Your instructions » Your task is to retype each line of the data below exactly.

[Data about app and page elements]
+ + +
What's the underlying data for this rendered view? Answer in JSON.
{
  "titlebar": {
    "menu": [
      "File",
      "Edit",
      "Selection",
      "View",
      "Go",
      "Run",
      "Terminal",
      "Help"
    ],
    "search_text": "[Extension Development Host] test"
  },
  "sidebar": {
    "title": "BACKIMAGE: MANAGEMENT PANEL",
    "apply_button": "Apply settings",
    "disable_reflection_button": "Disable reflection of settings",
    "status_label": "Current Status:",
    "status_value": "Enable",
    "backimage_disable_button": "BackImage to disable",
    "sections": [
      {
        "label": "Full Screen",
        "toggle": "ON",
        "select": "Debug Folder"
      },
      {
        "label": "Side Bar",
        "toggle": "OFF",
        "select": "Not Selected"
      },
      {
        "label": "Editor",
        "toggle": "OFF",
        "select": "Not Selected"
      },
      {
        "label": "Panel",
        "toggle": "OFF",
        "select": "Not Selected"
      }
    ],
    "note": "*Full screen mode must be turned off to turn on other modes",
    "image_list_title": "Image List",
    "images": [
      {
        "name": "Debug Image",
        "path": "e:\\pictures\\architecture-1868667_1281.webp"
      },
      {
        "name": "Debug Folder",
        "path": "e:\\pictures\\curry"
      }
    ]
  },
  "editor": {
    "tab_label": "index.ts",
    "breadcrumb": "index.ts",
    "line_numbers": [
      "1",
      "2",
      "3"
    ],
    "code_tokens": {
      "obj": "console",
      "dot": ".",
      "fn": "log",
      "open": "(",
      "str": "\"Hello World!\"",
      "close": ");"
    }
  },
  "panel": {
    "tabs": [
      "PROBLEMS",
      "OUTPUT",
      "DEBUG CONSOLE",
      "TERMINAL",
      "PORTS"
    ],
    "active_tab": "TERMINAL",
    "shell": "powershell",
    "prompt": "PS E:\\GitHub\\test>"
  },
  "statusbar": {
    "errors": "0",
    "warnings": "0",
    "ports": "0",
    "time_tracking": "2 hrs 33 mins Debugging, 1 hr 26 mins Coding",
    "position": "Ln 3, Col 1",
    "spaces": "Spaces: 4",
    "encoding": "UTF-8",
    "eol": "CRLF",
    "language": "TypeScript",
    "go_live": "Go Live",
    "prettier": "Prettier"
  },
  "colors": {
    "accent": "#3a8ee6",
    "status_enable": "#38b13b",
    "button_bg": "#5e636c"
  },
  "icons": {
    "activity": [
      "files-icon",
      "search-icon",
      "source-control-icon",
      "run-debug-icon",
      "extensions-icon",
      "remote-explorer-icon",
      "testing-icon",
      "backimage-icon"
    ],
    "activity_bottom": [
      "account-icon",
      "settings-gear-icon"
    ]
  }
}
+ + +
Solution to the problem »
What's the underlying data for this rendered view? Answer in JSON.
{
  "titlebar": {
    "menu": [
      "File",
      "Edit",
      "Selection",
      "View",
      "Go",
      "Run",
      "Terminal",
      "Help"
    ],
    "search_text": "[Extension Development Host] test"
  },
  "sidebar": {
    "title": "BACKIMAGE: MANAGEMENT PANEL",
    "apply_button": "Apply settings",
    "disable_reflection_button": "Disable reflection of settings",
    "status_label": "Current Status:",
    "status_value": "Enable",
    "backimage_disable_button": "BackImage to disable",
    "sections": [
      {
        "label": "Full Screen",
        "toggle": "ON",
        "select": "Debug Folder"
      },
      {
        "label": "Side Bar",
        "toggle": "OFF",
        "select": "Not Selected"
      },
      {
        "label": "Editor",
        "toggle": "OFF",
        "select": "Not Selected"
      },
      {
        "label": "Panel",
        "toggle": "OFF",
        "select": "Not Selected"
      }
    ],
    "note": "*Full screen mode must be turned off to turn on other modes",
    "image_list_title": "Image List",
    "images": [
      {
        "name": "Debug Image",
        "path": "e:\\pictures\\architecture-1868667_1281.webp"
      },
      {
        "name": "Debug Folder",
        "path": "e:\\pictures\\curry"
      }
    ]
  },
  "editor": {
    "tab_label": "index.ts",
    "breadcrumb": "index.ts",
    "line_numbers": [
      "1",
      "2",
      "3"
    ],
    "code_tokens": {
      "obj": "console",
      "dot": ".",
      "fn": "log",
      "open": "(",
      "str": "\"Hello World!\"",
      "close": ");"
    }
  },
  "panel": {
    "tabs": [
      "PROBLEMS",
      "OUTPUT",
      "DEBUG CONSOLE",
      "TERMINAL",
      "PORTS"
    ],
    "active_tab": "TERMINAL",
    "shell": "powershell",
    "prompt": "PS E:\\GitHub\\test>"
  },
  "statusbar": {
    "errors": "0",
    "warnings": "0",
    "ports": "0",
    "time_tracking": "2 hrs 33 mins Debugging, 1 hr 26 mins Coding",
    "position": "Ln 3, Col 1",
    "spaces": "Spaces: 4",
    "encoding": "UTF-8",
    "eol": "CRLF",
    "language": "TypeScript",
    "go_live": "Go Live",
    "prettier": "Prettier"
  },
  "colors": {
    "accent": "#3a8ee6",
    "status_enable": "#38b13b",
    "button_bg": "#5e636c"
  },
  "icons": {
    "activity": [
      "files-icon",
      "search-icon",
      "source-control-icon",
      "run-debug-icon",
      "extensions-icon",
      "remote-explorer-icon",
      "testing-icon",
      "backimage-icon"
    ],
    "activity_bottom": [
      "account-icon",
      "settings-gear-icon"
    ]
  }
}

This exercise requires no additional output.